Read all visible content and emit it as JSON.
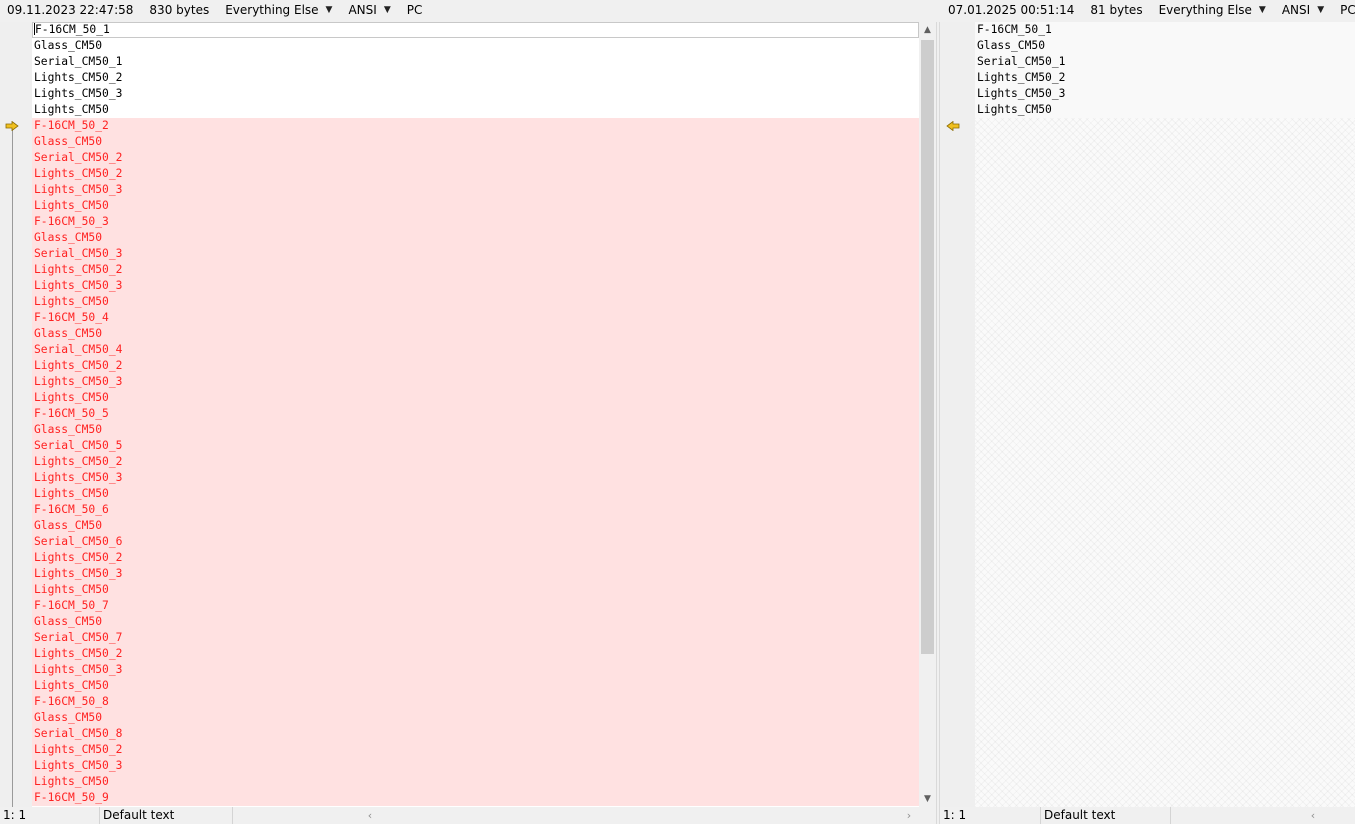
{
  "left_info": {
    "timestamp": "09.11.2023 22:47:58",
    "size": "830 bytes",
    "syntax": "Everything Else",
    "encoding": "ANSI",
    "line_endings": "PC"
  },
  "right_info": {
    "timestamp": "07.01.2025 00:51:14",
    "size": "81 bytes",
    "syntax": "Everything Else",
    "encoding": "ANSI",
    "line_endings": "PC"
  },
  "left_lines": [
    "F-16CM_50_1",
    "Glass_CM50",
    "Serial_CM50_1",
    "Lights_CM50_2",
    "Lights_CM50_3",
    "Lights_CM50",
    "F-16CM_50_2",
    "Glass_CM50",
    "Serial_CM50_2",
    "Lights_CM50_2",
    "Lights_CM50_3",
    "Lights_CM50",
    "F-16CM_50_3",
    "Glass_CM50",
    "Serial_CM50_3",
    "Lights_CM50_2",
    "Lights_CM50_3",
    "Lights_CM50",
    "F-16CM_50_4",
    "Glass_CM50",
    "Serial_CM50_4",
    "Lights_CM50_2",
    "Lights_CM50_3",
    "Lights_CM50",
    "F-16CM_50_5",
    "Glass_CM50",
    "Serial_CM50_5",
    "Lights_CM50_2",
    "Lights_CM50_3",
    "Lights_CM50",
    "F-16CM_50_6",
    "Glass_CM50",
    "Serial_CM50_6",
    "Lights_CM50_2",
    "Lights_CM50_3",
    "Lights_CM50",
    "F-16CM_50_7",
    "Glass_CM50",
    "Serial_CM50_7",
    "Lights_CM50_2",
    "Lights_CM50_3",
    "Lights_CM50",
    "F-16CM_50_8",
    "Glass_CM50",
    "Serial_CM50_8",
    "Lights_CM50_2",
    "Lights_CM50_3",
    "Lights_CM50",
    "F-16CM_50_9"
  ],
  "left_diff_start": 6,
  "right_lines": [
    "F-16CM_50_1",
    "Glass_CM50",
    "Serial_CM50_1",
    "Lights_CM50_2",
    "Lights_CM50_3",
    "Lights_CM50"
  ],
  "status_left": {
    "position": "1: 1",
    "style": "Default text"
  },
  "status_right": {
    "position": "1: 1",
    "style": "Default text"
  },
  "icons": {
    "dropdown": "triangle-down-icon",
    "diff_marker_left": "arrow-right-icon",
    "diff_marker_right": "arrow-left-icon",
    "scroll_up": "triangle-up-icon",
    "scroll_down": "triangle-down-icon",
    "scroll_left": "chevron-left-icon",
    "scroll_right": "chevron-right-icon"
  },
  "colors": {
    "diff_text": "#ff2222",
    "diff_background": "#ffe1e1",
    "marker": "#f0c020"
  }
}
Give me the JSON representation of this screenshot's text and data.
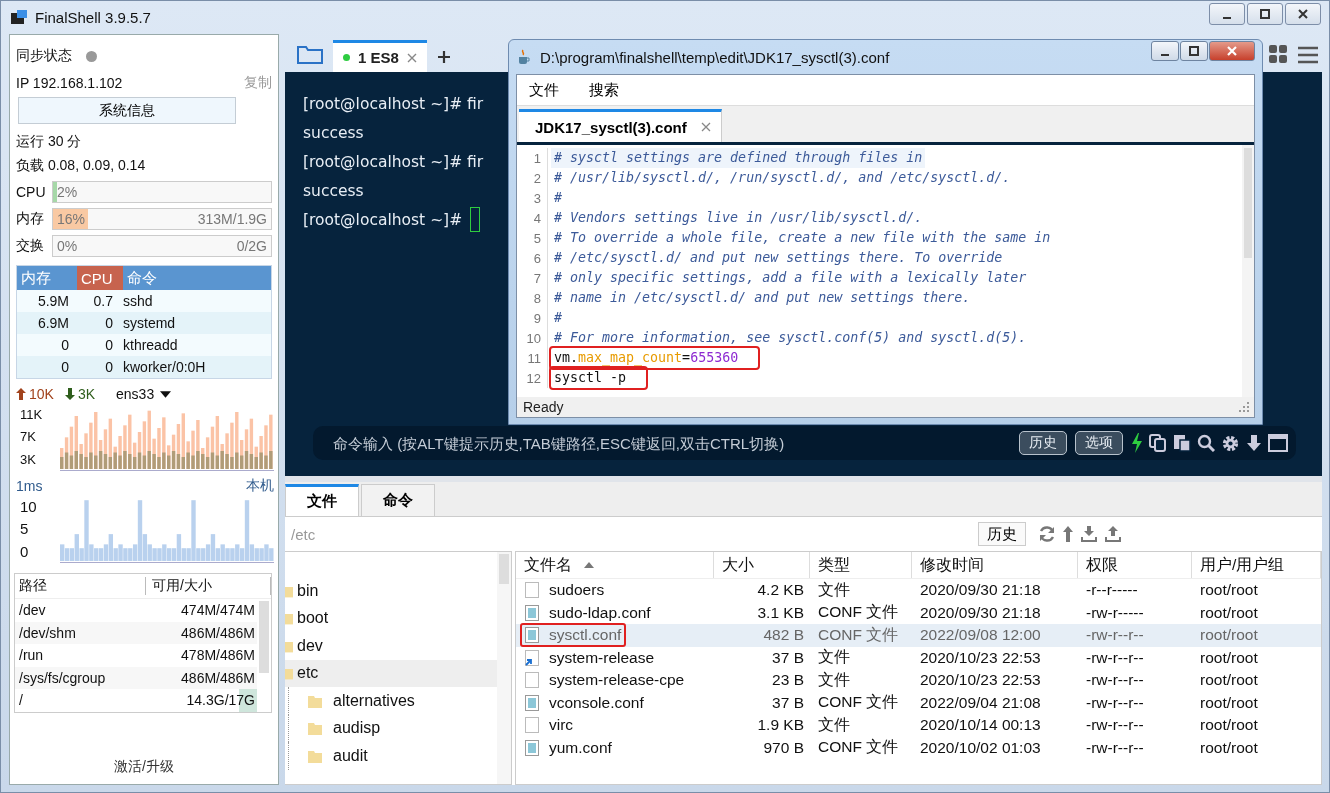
{
  "window": {
    "title": "FinalShell 3.9.5.7"
  },
  "sidebar": {
    "sync": {
      "label": "同步状态",
      "online": false
    },
    "ip": {
      "text": "IP 192.168.1.102",
      "copy": "复制"
    },
    "sysinfo_button": "系统信息",
    "uptime": "运行 30 分",
    "load": "负载 0.08, 0.09, 0.14",
    "meters": [
      {
        "label": "CPU",
        "text": "2%",
        "level": 0.02,
        "color": "#a6d8a8"
      },
      {
        "label": "内存",
        "text": "16%",
        "detail": "313M/1.9G",
        "level": 0.16,
        "color": "#f9c9a3"
      },
      {
        "label": "交换",
        "text": "0%",
        "detail": "0/2G"
      }
    ],
    "processes": {
      "columns": [
        {
          "label": "内存",
          "sorted": false
        },
        {
          "label": "CPU",
          "sorted": true
        },
        {
          "label": "命令",
          "sorted": false
        }
      ],
      "rows": [
        {
          "memory": "5.9M",
          "cpu": "0.7",
          "command": "sshd"
        },
        {
          "memory": "6.9M",
          "cpu": "0",
          "command": "systemd"
        },
        {
          "memory": "0",
          "cpu": "0",
          "command": "kthreadd"
        },
        {
          "memory": "0",
          "cpu": "0",
          "command": "kworker/0:0H"
        }
      ]
    },
    "network": {
      "up": "10K",
      "down": "3K",
      "interface": "ens33",
      "y_ticks": [
        "11K",
        "7K",
        "3K"
      ]
    },
    "ping": {
      "latency": "1ms",
      "host": "本机",
      "y_ticks": [
        "10",
        "5",
        "0"
      ]
    },
    "disks": {
      "columns": [
        "路径",
        "可用/大小"
      ],
      "rows": [
        {
          "path": "/dev",
          "usage": "474M/474M"
        },
        {
          "path": "/dev/shm",
          "usage": "486M/486M"
        },
        {
          "path": "/run",
          "usage": "478M/486M"
        },
        {
          "path": "/sys/fs/cgroup",
          "usage": "486M/486M"
        },
        {
          "path": "/",
          "usage": "14.3G/17G",
          "level": 0.16
        }
      ]
    },
    "upgrade": "激活/升级"
  },
  "session_tabs": [
    {
      "label": "1 ES8",
      "selected": true,
      "connected": true
    }
  ],
  "terminal": {
    "lines": [
      {
        "text": "[root@localhost ~]# fir",
        "cursor": false
      },
      {
        "text": "success",
        "cursor": false
      },
      {
        "text": "[root@localhost ~]# fir",
        "cursor": false
      },
      {
        "text": "success",
        "cursor": false
      },
      {
        "text": "[root@localhost ~]#",
        "cursor": true
      }
    ]
  },
  "command_bar": {
    "placeholder": "命令输入 (按ALT键提示历史,TAB键路径,ESC键返回,双击CTRL切换)",
    "buttons": [
      "历史",
      "选项"
    ]
  },
  "editor": {
    "title": "D:\\program\\finalshell\\temp\\edit\\JDK17_sysctl(3).conf",
    "menu": [
      "文件",
      "搜索"
    ],
    "tabs": [
      {
        "label": "JDK17_sysctl(3).conf",
        "selected": true
      }
    ],
    "lines": [
      {
        "number": "1",
        "current": true,
        "marked": false,
        "segments": [
          {
            "kind": "comment",
            "text": "# sysctl settings are defined through files in"
          }
        ]
      },
      {
        "number": "2",
        "current": false,
        "marked": false,
        "segments": [
          {
            "kind": "comment",
            "text": "# /usr/lib/sysctl.d/, /run/sysctl.d/, and /etc/sysctl.d/."
          }
        ]
      },
      {
        "number": "3",
        "current": false,
        "marked": false,
        "segments": [
          {
            "kind": "comment",
            "text": "#"
          }
        ]
      },
      {
        "number": "4",
        "current": false,
        "marked": false,
        "segments": [
          {
            "kind": "comment",
            "text": "# Vendors settings live in /usr/lib/sysctl.d/."
          }
        ]
      },
      {
        "number": "5",
        "current": false,
        "marked": false,
        "segments": [
          {
            "kind": "comment",
            "text": "# To override a whole file, create a new file with the same in"
          }
        ]
      },
      {
        "number": "6",
        "current": false,
        "marked": false,
        "segments": [
          {
            "kind": "comment",
            "text": "# /etc/sysctl.d/ and put new settings there. To override"
          }
        ]
      },
      {
        "number": "7",
        "current": false,
        "marked": false,
        "segments": [
          {
            "kind": "comment",
            "text": "# only specific settings, add a file with a lexically later"
          }
        ]
      },
      {
        "number": "8",
        "current": false,
        "marked": false,
        "segments": [
          {
            "kind": "comment",
            "text": "# name in /etc/sysctl.d/ and put new settings there."
          }
        ]
      },
      {
        "number": "9",
        "current": false,
        "marked": false,
        "segments": [
          {
            "kind": "comment",
            "text": "#"
          }
        ]
      },
      {
        "number": "10",
        "current": false,
        "marked": false,
        "segments": [
          {
            "kind": "comment",
            "text": "# For more information, see sysctl.conf(5) and sysctl.d(5)."
          }
        ]
      },
      {
        "number": "11",
        "current": false,
        "marked": true,
        "segments": [
          {
            "kind": "plain",
            "text": "vm."
          },
          {
            "kind": "key",
            "text": "max_map_count"
          },
          {
            "kind": "plain",
            "text": "="
          },
          {
            "kind": "number",
            "text": "655360"
          }
        ]
      },
      {
        "number": "12",
        "current": false,
        "marked": true,
        "segments": [
          {
            "kind": "plain",
            "text": "sysctl -p"
          }
        ]
      }
    ],
    "status": "Ready"
  },
  "file_panel": {
    "tabs": [
      {
        "label": "文件",
        "selected": true
      },
      {
        "label": "命令",
        "selected": false
      }
    ],
    "path": "/etc",
    "history_button": "历史",
    "tree": [
      {
        "name": "bin",
        "selected": false
      },
      {
        "name": "boot",
        "selected": false
      },
      {
        "name": "dev",
        "selected": false
      },
      {
        "name": "etc",
        "selected": true,
        "children": [
          {
            "name": "alternatives",
            "selected": false
          },
          {
            "name": "audisp",
            "selected": false
          },
          {
            "name": "audit",
            "selected": false
          }
        ]
      }
    ],
    "table": {
      "columns": [
        {
          "label": "文件名",
          "sorted": true
        },
        {
          "label": "大小",
          "sorted": false
        },
        {
          "label": "类型",
          "sorted": false
        },
        {
          "label": "修改时间",
          "sorted": false
        },
        {
          "label": "权限",
          "sorted": false
        },
        {
          "label": "用户/用户组",
          "sorted": false
        }
      ],
      "rows": [
        {
          "kind": "file",
          "name": "sudoers",
          "size": "4.2 KB",
          "type": "文件",
          "modified": "2020/09/30 21:18",
          "permissions": "-r--r-----",
          "owner": "root/root",
          "selected": false,
          "marked": false
        },
        {
          "kind": "conf",
          "name": "sudo-ldap.conf",
          "size": "3.1 KB",
          "type": "CONF 文件",
          "modified": "2020/09/30 21:18",
          "permissions": "-rw-r-----",
          "owner": "root/root",
          "selected": false,
          "marked": false
        },
        {
          "kind": "conf",
          "name": "sysctl.conf",
          "size": "482 B",
          "type": "CONF 文件",
          "modified": "2022/09/08 12:00",
          "permissions": "-rw-r--r--",
          "owner": "root/root",
          "selected": true,
          "marked": true
        },
        {
          "kind": "link",
          "name": "system-release",
          "size": "37 B",
          "type": "文件",
          "modified": "2020/10/23 22:53",
          "permissions": "-rw-r--r--",
          "owner": "root/root",
          "selected": false,
          "marked": false
        },
        {
          "kind": "file",
          "name": "system-release-cpe",
          "size": "23 B",
          "type": "文件",
          "modified": "2020/10/23 22:53",
          "permissions": "-rw-r--r--",
          "owner": "root/root",
          "selected": false,
          "marked": false
        },
        {
          "kind": "conf",
          "name": "vconsole.conf",
          "size": "37 B",
          "type": "CONF 文件",
          "modified": "2022/09/04 21:08",
          "permissions": "-rw-r--r--",
          "owner": "root/root",
          "selected": false,
          "marked": false
        },
        {
          "kind": "file",
          "name": "virc",
          "size": "1.9 KB",
          "type": "文件",
          "modified": "2020/10/14 00:13",
          "permissions": "-rw-r--r--",
          "owner": "root/root",
          "selected": false,
          "marked": false
        },
        {
          "kind": "conf",
          "name": "yum.conf",
          "size": "970 B",
          "type": "CONF 文件",
          "modified": "2020/10/02 01:03",
          "permissions": "-rw-r--r--",
          "owner": "root/root",
          "selected": false,
          "marked": false
        }
      ]
    }
  }
}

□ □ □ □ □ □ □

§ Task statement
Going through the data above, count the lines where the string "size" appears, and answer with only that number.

§ Answer box
10